Last weekend, my boys were napping, R was off to the store, and I was in the middle of the final battle scene in X-Men 3; I’d been waiting all week to put it in the player. And, wouldn’t you know it, the doorbell rings.
I debated the pros and cons and headed for the door, already a bit upset that the “Children napping, please do not ring the bell” sign was ignored. Once there, I recognized the person immediately; it was my representative (we’ll say “Mr. Smith”). Of course, it’s that wonderful political season.
We’d met numerous times before; I’m not the sort to sit idly by, if that’s not yet apparent ;-). He clearly didn’t recognize me, though, and started in on the speech. Did he notice the wagon in the yard? Is that why I’m getting the schools talk? Am I too cynical?
I stopped him, “Let me step outside; my kids are sleeping.”
I wanted to cut to the chase (Get back to the movie ;-)), “We’ve met before, Mr. Smith. My name is Scot Everyman.”
His memory was sufficiently jogged. “You’re angry with me aren’t you, Scot?”
Finally! It had started to seem each of our meetings were the first for him. Some background: Mr. Smith had supported the so-called marriage amendments and I’d made my position clear on that, of course, but I received no response to my letters. So I tracked him down a couple times and we talked a bit each time. I’m grateful he’d talk with me, but always felt, with his body language, that I made him eager to be interrupted.
His campaign manager had asked for my help on his campaign this month, and I turned them down and told them why. I suppose the word spread.

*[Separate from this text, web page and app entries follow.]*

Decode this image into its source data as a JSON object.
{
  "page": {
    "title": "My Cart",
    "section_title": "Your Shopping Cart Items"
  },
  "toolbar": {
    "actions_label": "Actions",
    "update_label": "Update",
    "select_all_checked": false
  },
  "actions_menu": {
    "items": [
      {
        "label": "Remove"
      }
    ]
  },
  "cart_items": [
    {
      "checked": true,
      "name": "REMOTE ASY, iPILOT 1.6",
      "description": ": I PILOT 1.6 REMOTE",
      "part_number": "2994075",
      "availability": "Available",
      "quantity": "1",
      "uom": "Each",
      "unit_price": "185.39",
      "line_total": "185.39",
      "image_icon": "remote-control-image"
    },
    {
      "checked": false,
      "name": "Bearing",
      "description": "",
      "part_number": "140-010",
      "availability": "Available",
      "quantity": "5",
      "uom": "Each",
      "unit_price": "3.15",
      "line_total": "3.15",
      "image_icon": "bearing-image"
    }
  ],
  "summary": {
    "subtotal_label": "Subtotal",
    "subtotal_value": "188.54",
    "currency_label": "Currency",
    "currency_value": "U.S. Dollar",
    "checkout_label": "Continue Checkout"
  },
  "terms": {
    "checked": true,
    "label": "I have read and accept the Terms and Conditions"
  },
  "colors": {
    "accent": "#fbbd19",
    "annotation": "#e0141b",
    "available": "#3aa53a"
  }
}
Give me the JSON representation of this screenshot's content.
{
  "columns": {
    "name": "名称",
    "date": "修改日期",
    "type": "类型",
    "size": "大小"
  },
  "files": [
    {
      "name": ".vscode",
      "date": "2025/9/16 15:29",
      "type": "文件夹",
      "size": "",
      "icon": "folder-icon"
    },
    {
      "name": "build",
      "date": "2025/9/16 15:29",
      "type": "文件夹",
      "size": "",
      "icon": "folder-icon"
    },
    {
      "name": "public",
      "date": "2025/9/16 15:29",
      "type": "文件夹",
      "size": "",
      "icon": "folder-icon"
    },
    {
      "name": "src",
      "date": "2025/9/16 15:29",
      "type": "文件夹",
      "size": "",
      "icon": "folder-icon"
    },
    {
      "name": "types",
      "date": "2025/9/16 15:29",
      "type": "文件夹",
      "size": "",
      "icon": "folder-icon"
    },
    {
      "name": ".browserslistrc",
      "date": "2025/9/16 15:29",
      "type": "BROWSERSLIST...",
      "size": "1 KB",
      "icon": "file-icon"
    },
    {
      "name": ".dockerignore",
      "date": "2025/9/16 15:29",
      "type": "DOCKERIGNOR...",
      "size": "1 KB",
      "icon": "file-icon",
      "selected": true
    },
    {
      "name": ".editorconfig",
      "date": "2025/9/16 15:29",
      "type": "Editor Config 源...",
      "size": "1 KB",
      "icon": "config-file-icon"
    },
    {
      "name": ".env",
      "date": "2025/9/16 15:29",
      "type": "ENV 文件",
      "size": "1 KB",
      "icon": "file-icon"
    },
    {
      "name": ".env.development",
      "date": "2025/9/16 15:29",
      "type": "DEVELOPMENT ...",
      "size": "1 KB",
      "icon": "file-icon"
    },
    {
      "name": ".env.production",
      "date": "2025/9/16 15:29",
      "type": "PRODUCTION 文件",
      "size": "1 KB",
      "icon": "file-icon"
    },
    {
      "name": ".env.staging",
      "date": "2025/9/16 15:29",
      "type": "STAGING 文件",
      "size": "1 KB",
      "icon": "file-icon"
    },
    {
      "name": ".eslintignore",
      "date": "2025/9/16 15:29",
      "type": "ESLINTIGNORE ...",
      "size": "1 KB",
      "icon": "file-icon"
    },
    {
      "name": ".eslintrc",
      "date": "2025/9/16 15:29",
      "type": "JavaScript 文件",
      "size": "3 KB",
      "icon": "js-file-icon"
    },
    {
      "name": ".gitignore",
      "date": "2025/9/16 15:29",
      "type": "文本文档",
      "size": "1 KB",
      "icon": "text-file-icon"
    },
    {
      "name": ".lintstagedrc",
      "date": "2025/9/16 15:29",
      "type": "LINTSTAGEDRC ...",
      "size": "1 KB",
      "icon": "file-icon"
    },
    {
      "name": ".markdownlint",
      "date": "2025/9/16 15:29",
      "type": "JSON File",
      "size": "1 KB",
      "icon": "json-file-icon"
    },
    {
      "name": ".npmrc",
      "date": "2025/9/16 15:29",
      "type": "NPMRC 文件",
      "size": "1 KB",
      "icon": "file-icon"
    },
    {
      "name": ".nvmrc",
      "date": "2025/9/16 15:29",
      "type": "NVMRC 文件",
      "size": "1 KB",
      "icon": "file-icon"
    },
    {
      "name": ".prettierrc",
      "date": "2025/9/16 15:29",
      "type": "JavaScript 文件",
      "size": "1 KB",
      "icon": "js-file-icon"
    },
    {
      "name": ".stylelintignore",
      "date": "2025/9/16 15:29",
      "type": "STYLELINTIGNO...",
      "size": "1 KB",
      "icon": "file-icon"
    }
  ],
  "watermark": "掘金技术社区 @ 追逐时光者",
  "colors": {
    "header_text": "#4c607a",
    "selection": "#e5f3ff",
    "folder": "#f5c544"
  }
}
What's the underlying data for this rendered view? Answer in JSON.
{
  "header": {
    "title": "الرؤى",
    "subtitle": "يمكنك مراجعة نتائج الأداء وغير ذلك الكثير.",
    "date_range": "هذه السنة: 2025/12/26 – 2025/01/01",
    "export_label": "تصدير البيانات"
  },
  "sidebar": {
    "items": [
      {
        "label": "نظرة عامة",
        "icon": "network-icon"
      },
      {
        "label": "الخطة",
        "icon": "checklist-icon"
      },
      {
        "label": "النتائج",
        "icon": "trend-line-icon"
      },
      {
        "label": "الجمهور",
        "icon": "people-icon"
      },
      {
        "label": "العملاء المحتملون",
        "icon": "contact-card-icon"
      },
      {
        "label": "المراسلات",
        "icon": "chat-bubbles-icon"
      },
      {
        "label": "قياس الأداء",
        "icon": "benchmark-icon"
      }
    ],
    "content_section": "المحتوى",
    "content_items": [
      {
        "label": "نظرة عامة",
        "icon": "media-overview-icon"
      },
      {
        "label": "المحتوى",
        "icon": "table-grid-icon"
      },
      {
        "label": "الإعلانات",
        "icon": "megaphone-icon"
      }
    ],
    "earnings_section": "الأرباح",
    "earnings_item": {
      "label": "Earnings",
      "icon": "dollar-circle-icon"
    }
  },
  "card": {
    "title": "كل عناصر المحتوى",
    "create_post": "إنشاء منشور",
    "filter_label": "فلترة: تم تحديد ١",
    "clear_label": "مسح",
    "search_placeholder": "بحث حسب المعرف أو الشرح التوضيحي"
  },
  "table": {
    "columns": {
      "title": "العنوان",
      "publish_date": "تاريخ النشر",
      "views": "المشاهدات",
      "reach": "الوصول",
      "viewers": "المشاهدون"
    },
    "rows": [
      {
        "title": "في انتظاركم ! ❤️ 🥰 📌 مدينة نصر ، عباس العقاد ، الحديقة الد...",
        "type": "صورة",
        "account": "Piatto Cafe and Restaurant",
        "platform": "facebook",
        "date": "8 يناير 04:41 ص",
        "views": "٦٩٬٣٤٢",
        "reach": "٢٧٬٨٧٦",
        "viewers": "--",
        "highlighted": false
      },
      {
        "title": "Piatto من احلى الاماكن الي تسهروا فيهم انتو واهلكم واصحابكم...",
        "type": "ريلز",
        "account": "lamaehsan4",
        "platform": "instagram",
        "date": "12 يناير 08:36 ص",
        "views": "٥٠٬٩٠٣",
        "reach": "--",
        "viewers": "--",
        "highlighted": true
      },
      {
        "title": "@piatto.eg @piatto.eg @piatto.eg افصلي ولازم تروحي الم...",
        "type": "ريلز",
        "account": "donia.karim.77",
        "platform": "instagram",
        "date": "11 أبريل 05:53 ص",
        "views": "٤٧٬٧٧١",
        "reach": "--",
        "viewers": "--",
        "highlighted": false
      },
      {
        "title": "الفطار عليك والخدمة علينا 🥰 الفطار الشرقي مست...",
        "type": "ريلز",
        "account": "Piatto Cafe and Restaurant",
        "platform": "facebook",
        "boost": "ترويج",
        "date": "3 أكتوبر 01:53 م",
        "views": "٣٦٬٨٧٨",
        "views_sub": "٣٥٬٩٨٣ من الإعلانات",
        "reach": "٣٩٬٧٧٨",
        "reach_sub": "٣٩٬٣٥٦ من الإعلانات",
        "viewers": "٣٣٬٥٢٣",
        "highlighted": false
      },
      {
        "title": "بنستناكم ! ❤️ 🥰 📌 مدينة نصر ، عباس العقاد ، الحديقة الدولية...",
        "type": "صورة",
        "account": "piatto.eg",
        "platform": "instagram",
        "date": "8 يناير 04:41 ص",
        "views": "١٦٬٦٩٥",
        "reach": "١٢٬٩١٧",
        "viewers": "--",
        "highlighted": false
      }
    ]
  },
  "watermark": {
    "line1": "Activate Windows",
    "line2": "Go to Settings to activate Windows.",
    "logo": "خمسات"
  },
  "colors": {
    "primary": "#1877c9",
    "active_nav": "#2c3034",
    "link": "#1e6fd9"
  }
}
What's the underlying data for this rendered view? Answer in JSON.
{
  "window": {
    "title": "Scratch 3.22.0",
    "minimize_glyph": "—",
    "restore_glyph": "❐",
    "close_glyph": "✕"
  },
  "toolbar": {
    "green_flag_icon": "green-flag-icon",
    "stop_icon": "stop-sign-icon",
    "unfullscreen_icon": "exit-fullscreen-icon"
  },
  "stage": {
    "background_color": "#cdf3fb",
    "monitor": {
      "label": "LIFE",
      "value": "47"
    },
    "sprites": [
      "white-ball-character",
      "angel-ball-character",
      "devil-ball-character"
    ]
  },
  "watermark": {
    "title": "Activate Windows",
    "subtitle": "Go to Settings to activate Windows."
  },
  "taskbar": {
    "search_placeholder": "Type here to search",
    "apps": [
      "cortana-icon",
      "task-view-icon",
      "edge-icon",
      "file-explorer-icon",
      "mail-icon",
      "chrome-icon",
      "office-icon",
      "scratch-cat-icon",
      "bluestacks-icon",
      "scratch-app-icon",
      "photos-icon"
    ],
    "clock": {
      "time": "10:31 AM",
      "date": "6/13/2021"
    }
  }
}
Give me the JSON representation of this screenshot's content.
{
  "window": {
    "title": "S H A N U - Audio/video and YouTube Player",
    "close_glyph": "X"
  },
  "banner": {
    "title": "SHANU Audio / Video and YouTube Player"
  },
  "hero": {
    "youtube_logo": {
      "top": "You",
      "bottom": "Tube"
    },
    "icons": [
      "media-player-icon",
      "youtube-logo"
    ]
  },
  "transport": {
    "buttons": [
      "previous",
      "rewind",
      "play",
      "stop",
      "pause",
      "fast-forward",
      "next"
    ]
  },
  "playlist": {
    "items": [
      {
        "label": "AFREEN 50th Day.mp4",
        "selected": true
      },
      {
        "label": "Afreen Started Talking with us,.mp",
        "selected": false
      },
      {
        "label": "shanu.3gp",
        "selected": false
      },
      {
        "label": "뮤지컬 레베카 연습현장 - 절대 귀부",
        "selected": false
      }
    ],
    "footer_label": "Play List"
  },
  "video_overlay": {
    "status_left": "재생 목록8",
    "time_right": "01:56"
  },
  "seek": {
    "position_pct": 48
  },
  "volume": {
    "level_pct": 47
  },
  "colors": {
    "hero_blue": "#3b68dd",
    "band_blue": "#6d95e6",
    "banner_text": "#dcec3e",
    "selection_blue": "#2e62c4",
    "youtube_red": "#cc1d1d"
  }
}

“No. I’m not angry.” I answered and I honestly was not; I’ve a hard time keeping angry even when I should.
I motioned to our home, “But I’ve got a lot to defend in there.” I went over a couple of the legal problems we face, and my reasons for marriage equality for society at large. He listened politely.
Once I finished, he offered, “I just hope you understand it’s my religious belief.” That’s it. That's the explanation.
“Oh, let me apologize then; that excuses everything, has for thousands of years. It’s some get out of jail free card for any wrong. You just have to have faith and you can do any horrible thing to your neighbor.”… I thought, reflexively ;-).
But no, “I do understand.” I said.
I do. I just feel helpless about it.
“I just hope you understand also why I can’t give you my support.” I said.
“Certainly.” He tried to pin me down, though, as to what "support" meant, “You know my opponent is no more friendly to your causes than I am and I’m sure we see eye-to-eye on other issues.”
He’s right. I’m better off, even on gay rights issues, with this representative. My pragmatic side, if given enough time, will nearly always undermine its opponents. Typically, in a situation where I can reasonably predict the results of the election by the polls, I’ll cast a protest vote if I'm unhappy with either "choice". I do kind of love the Libertarians :-). That way my disapproval is registered somewhere. But when it’s close, I have to go with the lesser of the two… I don’t want to say "evils". How about "poor candidates"?
He reluctantly has my vote, and I told him so.
At that, he tried to reconcile and said something like, “We only disagree on this one issue.”
Oh, Mr. Smith, you lost my vote right there. You’re “one issue” is large, far reaching, numerous, and directly practical for a lot of Utah families.
But [sigh], you were right the first time, Mr. Smith. I want you to beat the other guy. You still have our vote, and I’m left with no hard feelings. I do think you’ve done a good job in other areas. But, hear this, nary a campaign sign of yours will pierce my lawn, and don’t dare expect me to canvas or campaign. :-)
Just then R drove up. We finished our conversation politely and I actually wished him luck.
Once I turned to go back inside I saw a light saber jutting out from around the corner. B was up, and listening.
“Who was that little boy, Papa?”
Little boy? Maybe my tone I was too strong? :-)
“That wasn’t a little boy, bub. He was our representative. He makes laws for us.”